Jen Rutherford, a Miramar resident, caught one of the peninsula’s remaining rats in January after months of empty traps. “I was surprised,” Rutherford says. “I was also excited to catch one, but a little sad that there were some still around.”
But community members aren’t just noticing signs of rats. They’ve also begun to see birds.
Across the city lies a 500-acre sanctuary enclosed by a 7-foot-high fence. Unlike a zoo, this 5.3-mile long fence exists to keep animals out. The sanctuary, now known as Zealandia, was declared pest free in 2000 after an intensive mammalian eradication effort. In the decades since, 18 native species, including flightless and ground-nesting birds vulnerable to invasive predators, have been released into the sanctuary.
With no overhead nets, the birds of Zealandia are free to come and go. Located so close to the city, the sanctuary’s exploding bird population has had a “halo effect” on Wellington. As larger tracts of the city become predator free, birds are moving out of the sanctuary and into backyards.
Tui, a blackbird-sized native bird, is one species that has had a notable comeback in the region, showing a 200 percent increase in reported sightings since 2011. Other species have seen similar growths: sightings of kereru, a large forest pigeon, rose 350 percent and kakariki, the red-crowned parakeet, tenfold in the past eight years.
The kaka, a large auburn parrot, is another Zealandia success story. “They are nesting both inside and outside the sanctuary now,” says Danielle Shanahan, director for Zealandia’s Center for People and Nature. “This is a species that was effectively extinct across the Wellington region.”
Zealandia has jumpstarted the growth in native bird populations in the Wellington region, but it will take continued predator-free efforts to make sure they can thrive beyond the sanctuary’s borders, where rats reign.
Back on the peninsula, Hambidge is tracking down the last rats of Miramar—the ones too fast or too smart to be caught easily. To hunt down these few dozen wily invaders, the group altered their strategy, becoming more focused. Instead of making weekly rounds to all of the traps, Hambidge and his team are now focusing on reported sightings and new kills.
“The sooner we can get there, the better, because, you know, rats can move on,” Hambidge says.
At the end of January, they estimated only a handful of ship rats remained at large. By March, Predator Free Wellington was closing in on just over 30 remaining sites of predator activity. But then, with the spread of COVID-19, New Zealand enacted a confinement program, restricting non-essential businesses and confining people to their homes. All field operations ceased, though a few exceptions were made, such as servicing the barrier along the isthmus to prevent re-invasions.
“Unfortunately, rats are not concerned with there being a lockdown or not, and this is a risk for us,” James Willcocks, Predator Free Wellington project director, says in an email. At the same time, he adds, “people have really stepped up to get involved throughout this lockdown period—we have had anecdotal reports of traps selling out at supermarkets as people clamber to get involved.”
Today, as the lockdown restrictions are easing, Predator Free Wellington is regaining momentum.

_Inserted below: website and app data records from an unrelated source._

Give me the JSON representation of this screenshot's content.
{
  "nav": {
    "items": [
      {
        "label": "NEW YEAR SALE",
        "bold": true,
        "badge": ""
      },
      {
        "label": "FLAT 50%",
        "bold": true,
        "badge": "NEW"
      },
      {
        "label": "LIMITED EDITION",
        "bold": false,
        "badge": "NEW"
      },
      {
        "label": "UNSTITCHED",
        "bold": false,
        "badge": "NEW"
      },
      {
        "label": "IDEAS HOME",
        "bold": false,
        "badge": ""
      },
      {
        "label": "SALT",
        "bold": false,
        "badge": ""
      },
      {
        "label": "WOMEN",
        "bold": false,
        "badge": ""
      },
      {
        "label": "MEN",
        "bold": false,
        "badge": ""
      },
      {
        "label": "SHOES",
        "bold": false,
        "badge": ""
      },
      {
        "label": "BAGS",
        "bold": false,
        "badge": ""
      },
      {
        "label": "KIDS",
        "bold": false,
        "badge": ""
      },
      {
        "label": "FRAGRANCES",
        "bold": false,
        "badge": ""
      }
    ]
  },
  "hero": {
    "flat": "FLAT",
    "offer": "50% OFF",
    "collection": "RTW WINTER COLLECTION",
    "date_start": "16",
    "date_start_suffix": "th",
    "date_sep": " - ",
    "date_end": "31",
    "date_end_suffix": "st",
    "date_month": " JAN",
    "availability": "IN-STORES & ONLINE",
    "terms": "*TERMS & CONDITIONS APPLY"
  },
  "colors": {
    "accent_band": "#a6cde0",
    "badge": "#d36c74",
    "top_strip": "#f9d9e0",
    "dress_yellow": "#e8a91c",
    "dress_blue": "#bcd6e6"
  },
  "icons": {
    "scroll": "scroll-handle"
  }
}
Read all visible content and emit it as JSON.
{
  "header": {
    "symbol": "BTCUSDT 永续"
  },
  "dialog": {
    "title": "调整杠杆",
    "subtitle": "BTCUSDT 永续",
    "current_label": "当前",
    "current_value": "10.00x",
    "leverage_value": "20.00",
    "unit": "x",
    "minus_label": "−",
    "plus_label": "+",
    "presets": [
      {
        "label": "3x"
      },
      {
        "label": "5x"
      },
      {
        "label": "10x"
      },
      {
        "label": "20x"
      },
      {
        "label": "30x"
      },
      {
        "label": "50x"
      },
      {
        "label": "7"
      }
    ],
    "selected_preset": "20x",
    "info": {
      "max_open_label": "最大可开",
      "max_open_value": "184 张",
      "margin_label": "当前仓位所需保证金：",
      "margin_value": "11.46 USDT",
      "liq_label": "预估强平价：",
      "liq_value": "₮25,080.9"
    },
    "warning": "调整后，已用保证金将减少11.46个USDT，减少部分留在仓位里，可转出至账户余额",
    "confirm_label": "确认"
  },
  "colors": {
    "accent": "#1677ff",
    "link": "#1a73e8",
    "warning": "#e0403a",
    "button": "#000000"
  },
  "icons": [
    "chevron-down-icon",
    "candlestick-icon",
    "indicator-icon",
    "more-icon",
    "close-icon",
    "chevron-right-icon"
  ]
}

The group hopes to hand over operations to the community at the end of June and move on to the next phase, using what they’ve learned to develop a plan for the rest of Wellington. The next section, extending inland from Miramar, is twice as large and much harder to protect against incursions. But residents and conservationists are hopeful.
Conservation “is a part of our DNA in New Zealand,” Shanahan says. “The Maori have this long history of taking extremely good care of the environment in New Zealand.”
“It’s taken us a while to circle back to that kaitiakitanga, that stewardship,” she continues, “but I think we’re getting there.”